To begin with a bit of context: I was never really a fan of the Power Rangers when I was growing up. I’m pretty sure that I remember seeing a fair scattering of episodes on TV back in the nineties and I may very well have been around a few of the action figures; I certainly must have seen a fair share of Power Ranger toy adverts on TV. I was obviously aware of them but was never really a fan. So I surprised myself by deciding to see this new big screen outing for the popular morphing heroes, (seriously, while going to the cinema, a part of me was definitely asking “why?!”) despite some lacklustre reviews but also knowing that some good things have also been said about it.
So this new cinematic adventure is about five troubled teenagers who, at an abandoned gold mine, find some strange glowing crystals that inexplicably give them super strength and extraordinary athletic ability. They soon discover an ancient spaceship where they learn that they have become the life-protecting Power Rangers and must learn to work as a team and stop the evil Rita Repulsa from taking a Zeo crystal buried deep within the Earth, causing unknown levels of destruction.

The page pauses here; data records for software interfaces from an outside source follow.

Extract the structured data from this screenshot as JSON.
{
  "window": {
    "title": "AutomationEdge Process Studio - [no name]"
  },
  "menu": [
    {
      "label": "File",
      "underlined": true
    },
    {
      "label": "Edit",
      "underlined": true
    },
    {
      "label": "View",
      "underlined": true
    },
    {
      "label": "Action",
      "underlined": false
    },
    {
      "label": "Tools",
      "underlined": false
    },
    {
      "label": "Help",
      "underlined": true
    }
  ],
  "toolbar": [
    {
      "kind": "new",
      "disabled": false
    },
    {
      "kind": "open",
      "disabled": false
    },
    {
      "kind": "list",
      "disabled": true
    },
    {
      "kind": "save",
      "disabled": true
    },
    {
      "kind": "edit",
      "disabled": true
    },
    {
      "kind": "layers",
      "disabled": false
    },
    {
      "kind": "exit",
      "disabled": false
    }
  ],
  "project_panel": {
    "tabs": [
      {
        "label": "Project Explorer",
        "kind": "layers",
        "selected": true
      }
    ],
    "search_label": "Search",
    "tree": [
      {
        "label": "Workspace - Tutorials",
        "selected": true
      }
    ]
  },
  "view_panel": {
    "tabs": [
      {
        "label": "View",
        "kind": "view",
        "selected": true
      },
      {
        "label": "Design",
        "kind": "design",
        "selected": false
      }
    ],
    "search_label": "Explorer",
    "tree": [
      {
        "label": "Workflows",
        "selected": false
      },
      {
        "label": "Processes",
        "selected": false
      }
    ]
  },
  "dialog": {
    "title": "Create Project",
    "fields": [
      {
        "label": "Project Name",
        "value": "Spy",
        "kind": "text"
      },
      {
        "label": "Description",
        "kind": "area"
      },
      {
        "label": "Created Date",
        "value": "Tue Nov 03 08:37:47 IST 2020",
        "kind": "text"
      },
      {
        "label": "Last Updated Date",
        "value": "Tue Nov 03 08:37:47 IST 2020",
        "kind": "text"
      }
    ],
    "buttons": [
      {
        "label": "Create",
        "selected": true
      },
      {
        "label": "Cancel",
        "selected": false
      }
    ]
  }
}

Despite a slightly silly opening scene, Power Rangers starts off surprisingly well as we are introduced to the five main characters and we watch them get to know each other and discover their newfound abilities. This is ultimately the most rewarding part of the film as the young actors are pretty darn great, displaying some fine chemistry and heartily throwing themselves into their roles, even though two of them are introduced noticeably later than the other three so they don’t get as much development as they probably should. This opening section is actually rather mature and when they showcase their abilities, the scenes are well orchestrated, fun and entertaining.
But then of course the film takes the inevitable downturn into the absurd, starting with Bill Hader’s cartoony robot Alpha 5 (a character strictly for the kids) and then onto Bryan Cranston’s Zordon doing the whole “explain the villain’s plot, she’s pure evil, she must be stopped, there’s these magic crystals” bit, though Cranston actually comes off pretty well, despite the silly expositional dialogue.

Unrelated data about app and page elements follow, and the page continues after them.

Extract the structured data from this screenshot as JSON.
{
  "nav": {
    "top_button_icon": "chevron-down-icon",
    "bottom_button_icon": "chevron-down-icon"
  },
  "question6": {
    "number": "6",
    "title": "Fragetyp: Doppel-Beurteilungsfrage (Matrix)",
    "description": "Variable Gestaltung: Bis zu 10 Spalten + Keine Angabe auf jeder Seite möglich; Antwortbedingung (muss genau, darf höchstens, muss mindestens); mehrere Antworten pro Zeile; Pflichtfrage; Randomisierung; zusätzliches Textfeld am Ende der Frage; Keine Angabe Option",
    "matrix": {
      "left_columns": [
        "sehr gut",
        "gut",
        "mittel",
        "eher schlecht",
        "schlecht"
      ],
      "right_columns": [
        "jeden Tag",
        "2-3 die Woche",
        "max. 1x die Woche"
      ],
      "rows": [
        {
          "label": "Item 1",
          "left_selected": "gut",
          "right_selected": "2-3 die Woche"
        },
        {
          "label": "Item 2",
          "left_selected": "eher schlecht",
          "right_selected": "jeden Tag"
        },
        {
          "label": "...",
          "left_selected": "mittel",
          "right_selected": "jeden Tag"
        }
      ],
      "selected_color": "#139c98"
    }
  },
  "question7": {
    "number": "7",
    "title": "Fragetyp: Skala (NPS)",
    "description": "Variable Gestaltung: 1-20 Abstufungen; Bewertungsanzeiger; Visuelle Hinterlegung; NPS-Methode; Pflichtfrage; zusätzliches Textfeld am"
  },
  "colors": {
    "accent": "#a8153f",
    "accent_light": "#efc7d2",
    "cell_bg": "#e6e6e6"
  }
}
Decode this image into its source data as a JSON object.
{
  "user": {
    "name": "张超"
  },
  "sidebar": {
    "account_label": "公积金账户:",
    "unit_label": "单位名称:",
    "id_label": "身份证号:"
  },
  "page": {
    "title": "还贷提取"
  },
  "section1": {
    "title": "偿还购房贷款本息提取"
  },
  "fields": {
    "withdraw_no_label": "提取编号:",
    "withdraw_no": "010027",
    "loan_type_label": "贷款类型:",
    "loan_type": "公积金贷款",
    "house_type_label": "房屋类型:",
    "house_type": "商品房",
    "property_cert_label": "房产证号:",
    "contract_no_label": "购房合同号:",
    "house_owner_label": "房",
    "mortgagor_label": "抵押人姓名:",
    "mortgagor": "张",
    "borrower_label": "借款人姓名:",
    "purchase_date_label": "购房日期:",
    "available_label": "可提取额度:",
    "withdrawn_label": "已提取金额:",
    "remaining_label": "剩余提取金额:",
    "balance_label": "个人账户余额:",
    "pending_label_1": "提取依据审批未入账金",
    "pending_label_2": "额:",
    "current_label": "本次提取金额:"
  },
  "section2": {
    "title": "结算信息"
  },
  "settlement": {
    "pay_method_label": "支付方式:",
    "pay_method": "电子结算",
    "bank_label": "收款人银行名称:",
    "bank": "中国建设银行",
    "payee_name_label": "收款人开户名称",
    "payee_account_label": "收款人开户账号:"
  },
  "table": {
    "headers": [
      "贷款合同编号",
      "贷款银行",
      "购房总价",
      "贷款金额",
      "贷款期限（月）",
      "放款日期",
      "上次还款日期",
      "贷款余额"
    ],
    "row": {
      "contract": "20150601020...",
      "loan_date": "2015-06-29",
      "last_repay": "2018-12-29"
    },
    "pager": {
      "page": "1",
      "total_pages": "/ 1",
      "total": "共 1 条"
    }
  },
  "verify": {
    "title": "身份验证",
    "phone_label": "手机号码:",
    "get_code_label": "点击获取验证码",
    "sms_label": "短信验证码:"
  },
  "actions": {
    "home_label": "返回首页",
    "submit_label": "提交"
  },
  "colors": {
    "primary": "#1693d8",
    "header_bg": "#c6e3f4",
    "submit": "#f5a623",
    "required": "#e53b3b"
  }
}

The middle section also properly introduces Elizabeth Banks’ Rita Repulsa who at this point is surely a shoe-in for “worst screen villain of the year”. She’s the kind of blockbuster movie antagonist that we’ve come to know nowadays: pure evil, sights set on world domination, desperately looking for that pivotal device thingy that will allow her to . . . what was it? Have the power to “create or destroy worlds”, as Zordon put it? So Rita is a fairly tiresome, over-the-top pantomime villain, complete with an army of cannon fodder rock creatures and a massive sidekick made of gold. All that’s missing is a “mwah ha ha!”, though she may have actually done that at several points in the film!

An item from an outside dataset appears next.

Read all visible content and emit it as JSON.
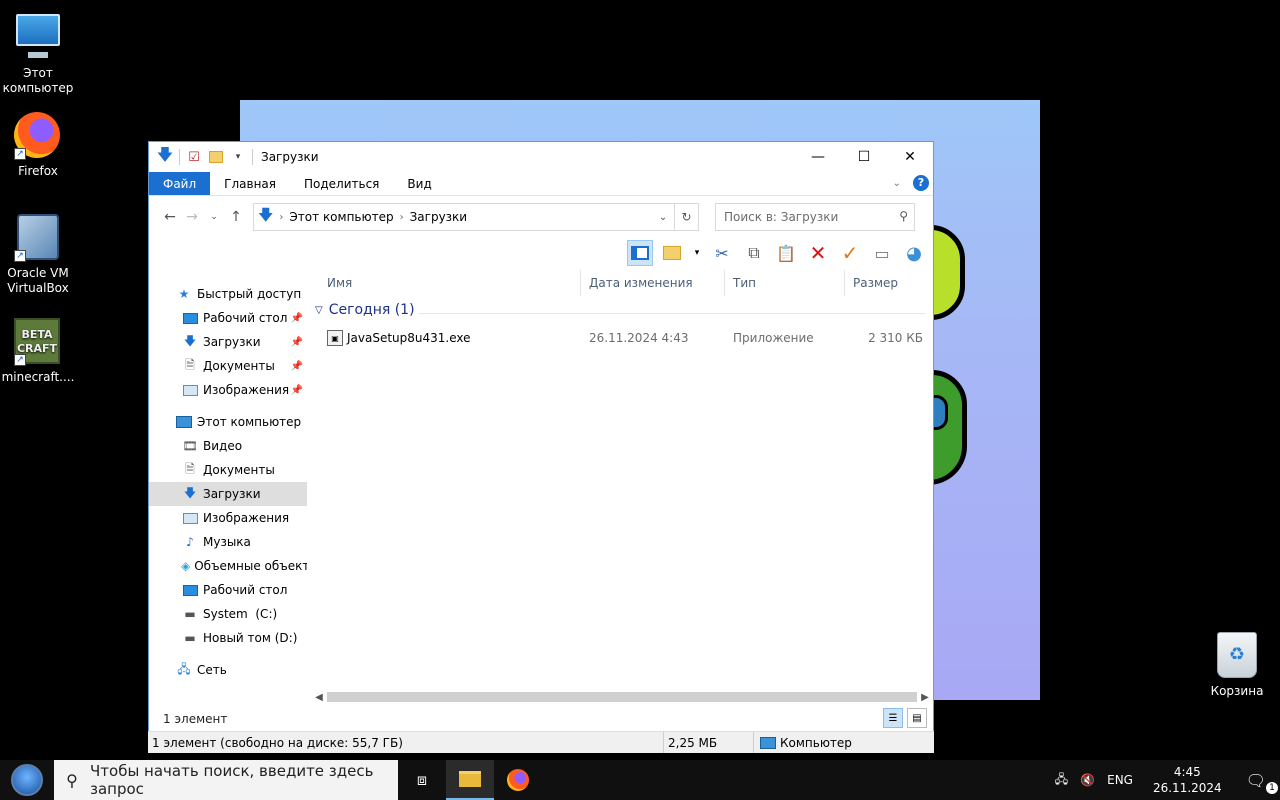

There is unfortunately a massive lull in the middle of the film as not a great deal happens, even though there is an inescapable training montage, we have to sit through Rita’s tiresome evildoings and the film holds out on the actual morphing for far too long. Instead, the Rangers have to go through all the touchy-feely stuff, learning each other’s secrets and creating a familial bond. To be fair, the cast are so talented that they manage to successfully pull it off and when they eventually morph it definitely feels earned, but the dialogue takes a bit of a schmaltzy turn and the overlong wait for them to morph becomes a bit annoying – “just morph, already!”, you’ll be shouting!
But then the final battle arrives and it’s actually not that bad, even though fighting time in the Ranger suits is sadly limited, instead going all Transformers with the Zords, with a self-aware, self-depricating Transformers joke thrown in for good measure. The climax is entertaining enough and the Megazord is actually quite impressive but ultimately, it’s not enough of a payoff as it’s relatively too brief and the film takes too much time in getting to its conclusion. Actual Power Ranger scenes are few and far between and although they deliver in entertainment value, there’s not enough of them and don’t quite justify making the film.
As mentioned previously, the five leads are really quite superb and serve as the film’s main saving grace. In particular, Dacre Montgomery proves to be a strong, commanding leader as the Red Ranger and RJ Cyler (excellent in Me and Earl and the Dying Girl) delivers all the best quips admirably and is the heart and soul of the feature, quite possibly the MVP. All in all, the leads share a great bond and do well with the questionable script; when they eventually morph, it is definitely deserved.
So I’d have to say that I enjoyed Power Rangers a bit more than I thought I would. Its plot is typical of an Easter holiday blockbuster, a trifle absurd and not meant to be taken seriously, but there are enough entertaining scenes and the five leads effectively make the movie.